When we think about advertising, it is easy to quickly just think about television commercials and billboards on the side of a highway. However, advertising is much more than that. Advertising continues to evolve and change every day. What advertising meant last year is different than what it means this year. To understand what advertising is now and where it is going though, we must understand how it has evolved from where it was in the past.
Advertising initially began in full swing in the twentieth century with the emergence of the invention of the radio and cable television. The 1950s through the 1970s are heralded as the heyday of cable television. With these inventions, advertising was finally able to reach mass audiences. With a limited number of television channels, advertising could directly reach consumers without much other clutter competing for the viewer’s attention.
Then, cable television began in the 1980s, and the advertising industry began to be able to fragment the mass media and better target consumers. As more networks were created, further segmentation occurred and the concept of narrowcasting emerged. The idea of narrowcasting is simply targeted advertising through cable television to smaller market segments by demographics such as location, interests, age, etc.
The next big thing to sweep the advertising world was the increased presence of advertisements in magazines. As television advertising rose in cost, magazine and print advertising declined, only further fueling this print advertising boom. These print options could also more narrow segment the market.

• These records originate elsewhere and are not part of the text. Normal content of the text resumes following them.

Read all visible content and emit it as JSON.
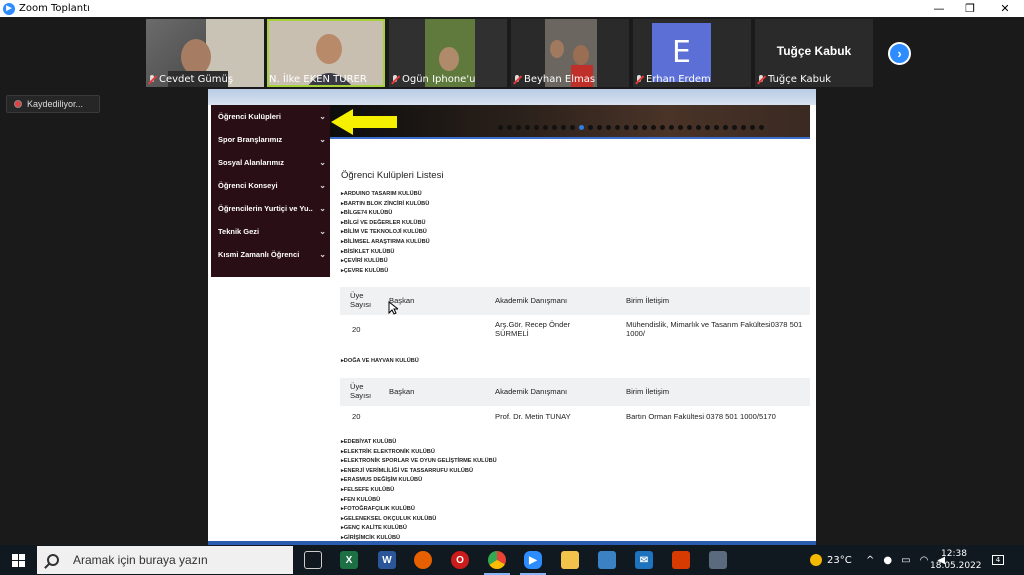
{
  "window": {
    "title": "Zoom Toplantı",
    "min": "—",
    "restore": "❐",
    "close": "✕"
  },
  "participants": [
    {
      "name": "Cevdet Gümüş",
      "muted": true
    },
    {
      "name": "N. İlke EKEN TURER",
      "muted": false,
      "speaking": true
    },
    {
      "name": "Ogün Iphone'u",
      "muted": true
    },
    {
      "name": "Beyhan Elmas",
      "muted": true
    },
    {
      "name": "Erhan Erdem",
      "muted": true,
      "avatar_letter": "E"
    },
    {
      "name": "Tuğçe Kabuk",
      "muted": true,
      "video_off_label": "Tuğçe Kabuk"
    }
  ],
  "next_icon": "›",
  "recording": {
    "label": "Kaydediliyor..."
  },
  "website": {
    "menu": [
      "Öğrenci Kulüpleri",
      "Spor Branşlarımız",
      "Sosyal Alanlarımız",
      "Öğrenci Konseyi",
      "Öğrencilerin Yurtiçi ve Yu..",
      "Teknik Gezi",
      "Kısmi Zamanlı Öğrenci"
    ],
    "menu_chevron": "⌄",
    "slider_dots": 30,
    "slider_active": 9,
    "list_title": "Öğrenci Kulüpleri Listesi",
    "clubs_a": [
      "▸ARDUINO TASARIM KULÜBÜ",
      "▸BARTIN BLOK ZİNCİRİ KULÜBÜ",
      "▸BİLGE74 KULÜBÜ",
      "▸BİLGİ VE DEĞERLER KULÜBÜ",
      "▸BİLİM VE TEKNOLOJİ KULÜBÜ",
      "▸BİLİMSEL ARAŞTIRMA KULÜBÜ",
      "▸BİSİKLET KULÜBÜ",
      "▸ÇEVİRİ KULÜBÜ",
      "▸ÇEVRE KULÜBÜ"
    ],
    "table_headers": {
      "members": "Üye Sayısı",
      "president": "Başkan",
      "advisor": "Akademik Danışmanı",
      "contact": "Birim İletişim"
    },
    "table1_row": {
      "members": "20",
      "president": "",
      "advisor": "Arş.Gör. Recep Önder SÜRMELİ",
      "contact": "Mühendislik, Mimarlık ve Tasarım Fakültesi0378 501 1000/"
    },
    "club_single": "▸DOĞA VE HAYVAN KULÜBÜ",
    "table2_row": {
      "members": "20",
      "president": "",
      "advisor": "Prof. Dr. Metin TUNAY",
      "contact": "Bartın Orman Fakültesi 0378 501 1000/5170"
    },
    "clubs_b": [
      "▸EDEBİYAT KULÜBÜ",
      "▸ELEKTRİK ELEKTRONİK KULÜBÜ",
      "▸ELEKTRONİK SPORLAR VE OYUN GELİŞTİRME KULÜBÜ",
      "▸ENERJİ VERİMLİLİĞİ VE TASSARRUFU KULÜBÜ",
      "▸ERASMUS DEĞİŞİM KULÜBÜ",
      "▸FELSEFE KULÜBÜ",
      "▸FEN KULÜBÜ",
      "▸FOTOĞRAFÇILIK KULÜBÜ",
      "▸GELENEKSEL OKÇULUK KULÜBÜ",
      "▸GENÇ KALİTE KULÜBÜ",
      "▸GİRİŞİMCİK KULÜBÜ"
    ]
  },
  "taskbar": {
    "search_placeholder": "Aramak için buraya yazın",
    "weather": "23°C",
    "time": "12:38",
    "date": "18.05.2022",
    "notifications": "4",
    "accent": "#2d8cff"
  }
}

Finally, with the ushering in of the twenty first century, there came the internet and with it digital media. Unlike previous methods of segmenting that used demographic variables to target markets, digital advertising provided the opportunity to implement behavioral targeting, which previously would have been too expensive to collect data on.

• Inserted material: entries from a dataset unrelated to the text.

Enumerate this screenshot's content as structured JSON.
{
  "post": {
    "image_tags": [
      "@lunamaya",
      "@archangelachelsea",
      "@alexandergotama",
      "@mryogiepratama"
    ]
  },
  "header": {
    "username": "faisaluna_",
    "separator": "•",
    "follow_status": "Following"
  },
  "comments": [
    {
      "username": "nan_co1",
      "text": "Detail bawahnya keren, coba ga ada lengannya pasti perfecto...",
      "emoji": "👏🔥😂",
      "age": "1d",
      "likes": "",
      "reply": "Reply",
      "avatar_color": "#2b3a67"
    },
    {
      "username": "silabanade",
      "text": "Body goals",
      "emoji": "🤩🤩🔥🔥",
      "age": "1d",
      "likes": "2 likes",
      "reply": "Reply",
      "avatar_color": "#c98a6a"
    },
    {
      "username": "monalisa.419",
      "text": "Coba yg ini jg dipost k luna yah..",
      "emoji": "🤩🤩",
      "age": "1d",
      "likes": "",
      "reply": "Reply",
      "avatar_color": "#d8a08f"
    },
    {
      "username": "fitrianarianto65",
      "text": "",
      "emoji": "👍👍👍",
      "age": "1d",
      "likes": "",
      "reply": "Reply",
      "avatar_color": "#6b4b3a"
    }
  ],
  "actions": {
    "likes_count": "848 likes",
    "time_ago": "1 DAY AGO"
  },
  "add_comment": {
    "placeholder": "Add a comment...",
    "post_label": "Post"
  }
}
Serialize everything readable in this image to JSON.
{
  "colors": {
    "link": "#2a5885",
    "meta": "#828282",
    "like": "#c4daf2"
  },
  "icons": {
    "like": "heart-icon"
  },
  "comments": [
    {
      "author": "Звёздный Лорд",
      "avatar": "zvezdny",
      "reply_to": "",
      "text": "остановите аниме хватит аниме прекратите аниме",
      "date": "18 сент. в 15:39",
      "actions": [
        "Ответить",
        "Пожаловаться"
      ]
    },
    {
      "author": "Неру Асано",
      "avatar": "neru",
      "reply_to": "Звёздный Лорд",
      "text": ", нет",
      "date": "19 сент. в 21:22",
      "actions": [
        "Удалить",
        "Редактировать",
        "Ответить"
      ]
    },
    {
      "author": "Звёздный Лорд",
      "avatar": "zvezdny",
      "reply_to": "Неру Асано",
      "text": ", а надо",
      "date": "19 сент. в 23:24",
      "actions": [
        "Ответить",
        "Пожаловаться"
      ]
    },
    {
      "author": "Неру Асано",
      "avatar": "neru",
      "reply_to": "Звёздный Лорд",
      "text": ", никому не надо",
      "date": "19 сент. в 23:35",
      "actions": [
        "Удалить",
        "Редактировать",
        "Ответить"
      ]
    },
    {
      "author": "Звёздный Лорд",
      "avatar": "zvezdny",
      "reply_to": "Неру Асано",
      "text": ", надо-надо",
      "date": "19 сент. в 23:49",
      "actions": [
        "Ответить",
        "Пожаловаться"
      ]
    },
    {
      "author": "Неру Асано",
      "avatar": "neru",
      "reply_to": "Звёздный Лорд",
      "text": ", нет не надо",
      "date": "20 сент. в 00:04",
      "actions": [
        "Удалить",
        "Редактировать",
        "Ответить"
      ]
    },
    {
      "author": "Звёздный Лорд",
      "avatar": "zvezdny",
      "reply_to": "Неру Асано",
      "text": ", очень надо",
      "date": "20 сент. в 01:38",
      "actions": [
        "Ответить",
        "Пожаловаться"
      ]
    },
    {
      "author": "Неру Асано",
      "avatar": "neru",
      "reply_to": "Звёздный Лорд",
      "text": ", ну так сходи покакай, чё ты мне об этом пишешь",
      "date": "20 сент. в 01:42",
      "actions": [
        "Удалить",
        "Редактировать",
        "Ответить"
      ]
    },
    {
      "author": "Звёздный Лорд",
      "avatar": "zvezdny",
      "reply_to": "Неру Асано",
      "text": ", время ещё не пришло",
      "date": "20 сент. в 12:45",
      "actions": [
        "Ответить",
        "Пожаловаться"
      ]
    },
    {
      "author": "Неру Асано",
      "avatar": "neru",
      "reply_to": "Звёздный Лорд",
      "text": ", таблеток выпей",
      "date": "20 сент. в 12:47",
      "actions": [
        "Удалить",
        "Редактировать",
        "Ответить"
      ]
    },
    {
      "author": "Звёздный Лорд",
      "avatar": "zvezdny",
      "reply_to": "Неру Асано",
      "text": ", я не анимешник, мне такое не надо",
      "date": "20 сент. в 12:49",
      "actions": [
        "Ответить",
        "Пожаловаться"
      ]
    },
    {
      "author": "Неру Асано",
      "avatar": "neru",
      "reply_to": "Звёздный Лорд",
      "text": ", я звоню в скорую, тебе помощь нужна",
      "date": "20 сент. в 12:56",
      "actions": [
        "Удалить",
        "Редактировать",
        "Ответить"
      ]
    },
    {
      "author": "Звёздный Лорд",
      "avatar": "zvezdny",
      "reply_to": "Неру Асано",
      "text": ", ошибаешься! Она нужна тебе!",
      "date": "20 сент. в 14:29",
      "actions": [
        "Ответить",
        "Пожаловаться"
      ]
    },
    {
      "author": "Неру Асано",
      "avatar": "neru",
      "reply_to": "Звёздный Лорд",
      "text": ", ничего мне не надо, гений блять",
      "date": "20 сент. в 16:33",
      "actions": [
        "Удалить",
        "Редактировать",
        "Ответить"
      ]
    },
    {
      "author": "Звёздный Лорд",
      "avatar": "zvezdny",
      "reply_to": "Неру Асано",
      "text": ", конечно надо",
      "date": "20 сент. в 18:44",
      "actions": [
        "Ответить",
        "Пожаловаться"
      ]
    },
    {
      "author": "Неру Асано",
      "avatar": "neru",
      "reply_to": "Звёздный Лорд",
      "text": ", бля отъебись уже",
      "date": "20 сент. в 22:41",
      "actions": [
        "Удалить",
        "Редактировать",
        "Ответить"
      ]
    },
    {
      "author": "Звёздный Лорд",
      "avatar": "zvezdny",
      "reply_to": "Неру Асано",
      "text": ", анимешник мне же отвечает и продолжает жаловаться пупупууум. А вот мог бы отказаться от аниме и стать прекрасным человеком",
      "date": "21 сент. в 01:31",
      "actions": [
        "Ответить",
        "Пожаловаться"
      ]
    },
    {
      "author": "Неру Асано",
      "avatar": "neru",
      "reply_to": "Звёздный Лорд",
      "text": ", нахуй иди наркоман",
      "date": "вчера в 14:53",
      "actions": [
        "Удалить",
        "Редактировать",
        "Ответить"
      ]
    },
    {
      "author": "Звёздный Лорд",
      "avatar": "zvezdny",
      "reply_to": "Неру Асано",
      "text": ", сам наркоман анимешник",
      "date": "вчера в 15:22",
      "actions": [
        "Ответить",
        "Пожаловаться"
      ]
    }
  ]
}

As a consequence of this, today our world is filled with much more advertising clutter creating an even higher demand for quality advertising that engages viewers. Currently, there is an increased ability for the consumer to avoid or skip over ads whether through a DVR or through the click of a button.
As a result, the advertising industry has become more creative with growth in strategies such as product placement and sponsorships. Social media has also emerged around 2010 as a powerful new advertising tool that is low cost, if not free.
Over the past hundred years, the entire landscape of the advertising industry has changed, and it will only continue to change. Advertising agencies then must continue to be on the top of their game, constantly thinking of new and creative ways to engage and reach the consumer.